### What the task requires
Which lines in the records below contain the word "caption"? Copy each of them.

────

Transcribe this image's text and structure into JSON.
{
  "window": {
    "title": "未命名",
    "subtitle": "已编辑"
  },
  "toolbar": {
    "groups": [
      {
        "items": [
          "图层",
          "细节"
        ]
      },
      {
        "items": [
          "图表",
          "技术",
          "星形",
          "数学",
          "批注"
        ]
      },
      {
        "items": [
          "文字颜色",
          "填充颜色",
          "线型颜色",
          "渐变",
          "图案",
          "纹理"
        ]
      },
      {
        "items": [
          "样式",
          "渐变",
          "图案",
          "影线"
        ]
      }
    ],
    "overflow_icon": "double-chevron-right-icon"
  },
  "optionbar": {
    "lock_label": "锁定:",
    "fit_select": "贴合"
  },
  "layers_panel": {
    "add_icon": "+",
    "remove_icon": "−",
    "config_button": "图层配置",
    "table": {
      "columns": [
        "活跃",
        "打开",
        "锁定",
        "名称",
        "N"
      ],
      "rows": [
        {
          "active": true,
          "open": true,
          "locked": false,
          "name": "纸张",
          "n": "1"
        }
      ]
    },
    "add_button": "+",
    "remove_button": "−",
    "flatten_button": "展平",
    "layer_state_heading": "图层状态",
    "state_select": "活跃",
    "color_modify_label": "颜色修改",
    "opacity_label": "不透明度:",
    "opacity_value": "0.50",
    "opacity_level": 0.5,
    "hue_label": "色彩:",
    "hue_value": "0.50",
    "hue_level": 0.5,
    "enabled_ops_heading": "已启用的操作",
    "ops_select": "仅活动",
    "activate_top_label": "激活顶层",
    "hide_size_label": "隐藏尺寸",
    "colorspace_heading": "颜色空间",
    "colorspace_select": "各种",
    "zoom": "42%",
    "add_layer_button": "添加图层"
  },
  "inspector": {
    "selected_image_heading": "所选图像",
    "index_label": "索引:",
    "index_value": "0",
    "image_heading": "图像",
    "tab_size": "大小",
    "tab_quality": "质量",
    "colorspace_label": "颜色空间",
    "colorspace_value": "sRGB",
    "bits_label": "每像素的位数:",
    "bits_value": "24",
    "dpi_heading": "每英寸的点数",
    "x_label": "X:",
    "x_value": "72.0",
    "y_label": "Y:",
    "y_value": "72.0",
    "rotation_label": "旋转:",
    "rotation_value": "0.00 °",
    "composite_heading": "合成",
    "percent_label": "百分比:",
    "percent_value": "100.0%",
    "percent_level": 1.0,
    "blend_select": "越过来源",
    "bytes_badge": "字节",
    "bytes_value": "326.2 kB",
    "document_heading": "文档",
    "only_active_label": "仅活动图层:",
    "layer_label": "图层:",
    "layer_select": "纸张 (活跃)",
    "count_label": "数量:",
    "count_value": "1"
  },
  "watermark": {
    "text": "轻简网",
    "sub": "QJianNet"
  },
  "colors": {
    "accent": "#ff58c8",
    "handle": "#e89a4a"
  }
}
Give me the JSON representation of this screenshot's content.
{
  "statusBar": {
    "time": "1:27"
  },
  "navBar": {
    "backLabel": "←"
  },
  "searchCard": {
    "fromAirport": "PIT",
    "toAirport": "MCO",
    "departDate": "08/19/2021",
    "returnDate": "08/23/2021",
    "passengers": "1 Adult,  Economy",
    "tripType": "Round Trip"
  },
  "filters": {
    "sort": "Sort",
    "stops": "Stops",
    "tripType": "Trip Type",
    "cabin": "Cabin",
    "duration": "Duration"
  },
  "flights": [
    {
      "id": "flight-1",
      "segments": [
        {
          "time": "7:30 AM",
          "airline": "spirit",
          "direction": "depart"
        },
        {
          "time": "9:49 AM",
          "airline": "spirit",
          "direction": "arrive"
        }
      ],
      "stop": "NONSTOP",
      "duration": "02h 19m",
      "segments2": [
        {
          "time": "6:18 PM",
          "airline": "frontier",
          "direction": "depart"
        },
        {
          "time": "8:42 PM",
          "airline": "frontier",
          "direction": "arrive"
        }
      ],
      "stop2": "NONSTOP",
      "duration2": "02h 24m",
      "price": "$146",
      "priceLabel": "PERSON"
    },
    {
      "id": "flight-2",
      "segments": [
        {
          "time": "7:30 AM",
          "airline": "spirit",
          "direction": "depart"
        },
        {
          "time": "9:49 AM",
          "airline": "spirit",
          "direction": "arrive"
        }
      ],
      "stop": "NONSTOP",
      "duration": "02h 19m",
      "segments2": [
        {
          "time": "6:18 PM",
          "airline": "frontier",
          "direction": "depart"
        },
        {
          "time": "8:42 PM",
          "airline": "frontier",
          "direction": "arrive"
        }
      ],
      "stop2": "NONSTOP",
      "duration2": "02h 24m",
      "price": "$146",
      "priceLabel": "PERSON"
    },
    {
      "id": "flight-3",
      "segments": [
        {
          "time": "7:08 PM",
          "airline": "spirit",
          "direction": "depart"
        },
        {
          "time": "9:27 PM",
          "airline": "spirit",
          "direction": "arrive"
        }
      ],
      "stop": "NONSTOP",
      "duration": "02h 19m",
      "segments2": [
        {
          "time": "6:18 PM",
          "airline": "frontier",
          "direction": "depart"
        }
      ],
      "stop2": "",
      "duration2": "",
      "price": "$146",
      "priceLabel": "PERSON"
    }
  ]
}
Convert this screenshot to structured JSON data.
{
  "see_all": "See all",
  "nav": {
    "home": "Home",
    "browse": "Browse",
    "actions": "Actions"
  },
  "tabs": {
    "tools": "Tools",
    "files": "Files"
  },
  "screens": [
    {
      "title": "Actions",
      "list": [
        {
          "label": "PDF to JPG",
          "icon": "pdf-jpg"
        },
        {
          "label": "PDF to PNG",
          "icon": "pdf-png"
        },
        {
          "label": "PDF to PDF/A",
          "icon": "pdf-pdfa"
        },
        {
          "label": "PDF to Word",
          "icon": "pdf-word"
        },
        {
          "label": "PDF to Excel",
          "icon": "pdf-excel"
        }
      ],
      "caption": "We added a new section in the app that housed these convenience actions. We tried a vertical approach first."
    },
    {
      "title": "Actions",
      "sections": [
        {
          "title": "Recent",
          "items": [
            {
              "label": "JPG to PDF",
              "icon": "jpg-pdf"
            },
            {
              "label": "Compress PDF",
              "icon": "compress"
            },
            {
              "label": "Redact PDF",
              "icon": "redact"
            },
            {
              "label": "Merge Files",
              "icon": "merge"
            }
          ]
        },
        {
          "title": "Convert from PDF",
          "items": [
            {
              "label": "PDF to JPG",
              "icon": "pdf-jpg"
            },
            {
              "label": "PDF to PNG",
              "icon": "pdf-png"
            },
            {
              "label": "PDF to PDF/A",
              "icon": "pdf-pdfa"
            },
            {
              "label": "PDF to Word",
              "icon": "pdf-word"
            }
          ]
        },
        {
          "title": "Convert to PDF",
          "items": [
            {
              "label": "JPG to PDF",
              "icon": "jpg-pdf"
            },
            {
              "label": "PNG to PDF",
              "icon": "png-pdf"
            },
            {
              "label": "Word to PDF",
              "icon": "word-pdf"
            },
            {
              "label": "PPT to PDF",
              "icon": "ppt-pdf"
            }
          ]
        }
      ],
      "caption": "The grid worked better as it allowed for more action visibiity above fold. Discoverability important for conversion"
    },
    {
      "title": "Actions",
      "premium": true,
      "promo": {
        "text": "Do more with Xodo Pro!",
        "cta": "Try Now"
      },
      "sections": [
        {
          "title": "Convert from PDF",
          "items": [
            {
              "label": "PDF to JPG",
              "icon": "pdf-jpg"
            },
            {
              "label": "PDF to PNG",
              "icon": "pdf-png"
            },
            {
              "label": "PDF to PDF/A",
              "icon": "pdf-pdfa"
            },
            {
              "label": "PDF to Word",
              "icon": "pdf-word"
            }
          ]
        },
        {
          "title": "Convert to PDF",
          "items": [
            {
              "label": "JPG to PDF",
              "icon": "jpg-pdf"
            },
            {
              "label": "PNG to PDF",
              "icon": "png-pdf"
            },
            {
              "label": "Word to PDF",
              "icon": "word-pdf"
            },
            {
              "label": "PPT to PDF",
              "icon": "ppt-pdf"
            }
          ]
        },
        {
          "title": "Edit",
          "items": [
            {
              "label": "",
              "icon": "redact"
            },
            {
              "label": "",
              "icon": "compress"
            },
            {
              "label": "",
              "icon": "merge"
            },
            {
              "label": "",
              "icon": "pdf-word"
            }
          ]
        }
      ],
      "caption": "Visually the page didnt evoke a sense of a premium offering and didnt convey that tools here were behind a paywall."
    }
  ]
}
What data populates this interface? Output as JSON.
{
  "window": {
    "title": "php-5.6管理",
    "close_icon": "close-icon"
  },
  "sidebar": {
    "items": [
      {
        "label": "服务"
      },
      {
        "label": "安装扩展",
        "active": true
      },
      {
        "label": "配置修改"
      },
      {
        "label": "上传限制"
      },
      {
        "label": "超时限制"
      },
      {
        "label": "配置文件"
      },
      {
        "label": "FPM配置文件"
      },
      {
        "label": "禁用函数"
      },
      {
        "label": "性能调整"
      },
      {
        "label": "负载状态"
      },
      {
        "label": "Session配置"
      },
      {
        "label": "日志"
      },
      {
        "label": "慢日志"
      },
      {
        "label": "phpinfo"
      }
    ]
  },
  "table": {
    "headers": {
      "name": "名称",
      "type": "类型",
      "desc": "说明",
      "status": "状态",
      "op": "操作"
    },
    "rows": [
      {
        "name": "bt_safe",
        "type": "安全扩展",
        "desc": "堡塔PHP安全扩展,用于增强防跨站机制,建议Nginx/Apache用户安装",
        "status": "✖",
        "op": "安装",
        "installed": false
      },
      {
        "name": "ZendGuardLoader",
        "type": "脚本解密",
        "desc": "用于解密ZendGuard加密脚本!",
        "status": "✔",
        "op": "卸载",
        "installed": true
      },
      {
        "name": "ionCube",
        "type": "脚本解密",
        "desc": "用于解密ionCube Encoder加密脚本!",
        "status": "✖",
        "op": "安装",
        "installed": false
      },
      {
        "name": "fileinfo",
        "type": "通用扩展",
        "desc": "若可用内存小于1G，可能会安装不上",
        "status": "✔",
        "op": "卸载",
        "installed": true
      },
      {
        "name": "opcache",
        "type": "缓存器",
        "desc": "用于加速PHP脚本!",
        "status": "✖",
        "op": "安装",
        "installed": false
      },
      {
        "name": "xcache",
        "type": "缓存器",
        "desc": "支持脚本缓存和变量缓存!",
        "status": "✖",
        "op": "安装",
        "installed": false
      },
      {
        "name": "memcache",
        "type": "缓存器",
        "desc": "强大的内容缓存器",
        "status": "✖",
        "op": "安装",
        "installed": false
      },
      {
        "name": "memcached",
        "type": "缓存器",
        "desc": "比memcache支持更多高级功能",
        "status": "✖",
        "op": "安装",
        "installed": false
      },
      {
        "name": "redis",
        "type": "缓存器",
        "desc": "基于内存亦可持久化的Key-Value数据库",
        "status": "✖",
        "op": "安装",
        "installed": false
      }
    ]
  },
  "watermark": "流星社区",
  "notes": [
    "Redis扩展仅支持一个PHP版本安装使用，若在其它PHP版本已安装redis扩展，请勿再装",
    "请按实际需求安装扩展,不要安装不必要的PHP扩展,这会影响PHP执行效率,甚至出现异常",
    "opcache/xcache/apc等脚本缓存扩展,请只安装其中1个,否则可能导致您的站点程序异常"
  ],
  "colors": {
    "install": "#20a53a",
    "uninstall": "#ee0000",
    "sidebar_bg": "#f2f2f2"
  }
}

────

### Output of the task
      "caption": "We added a new section in the app that housed these convenience actions. We tried a vertical approach first."
      "caption": "The grid worked better as it allowed for more action visibiity above fold. Discoverability important for conversion"
      "caption": "Visually the page didnt evoke a sense of a premium offering and didnt convey that tools here were behind a paywall."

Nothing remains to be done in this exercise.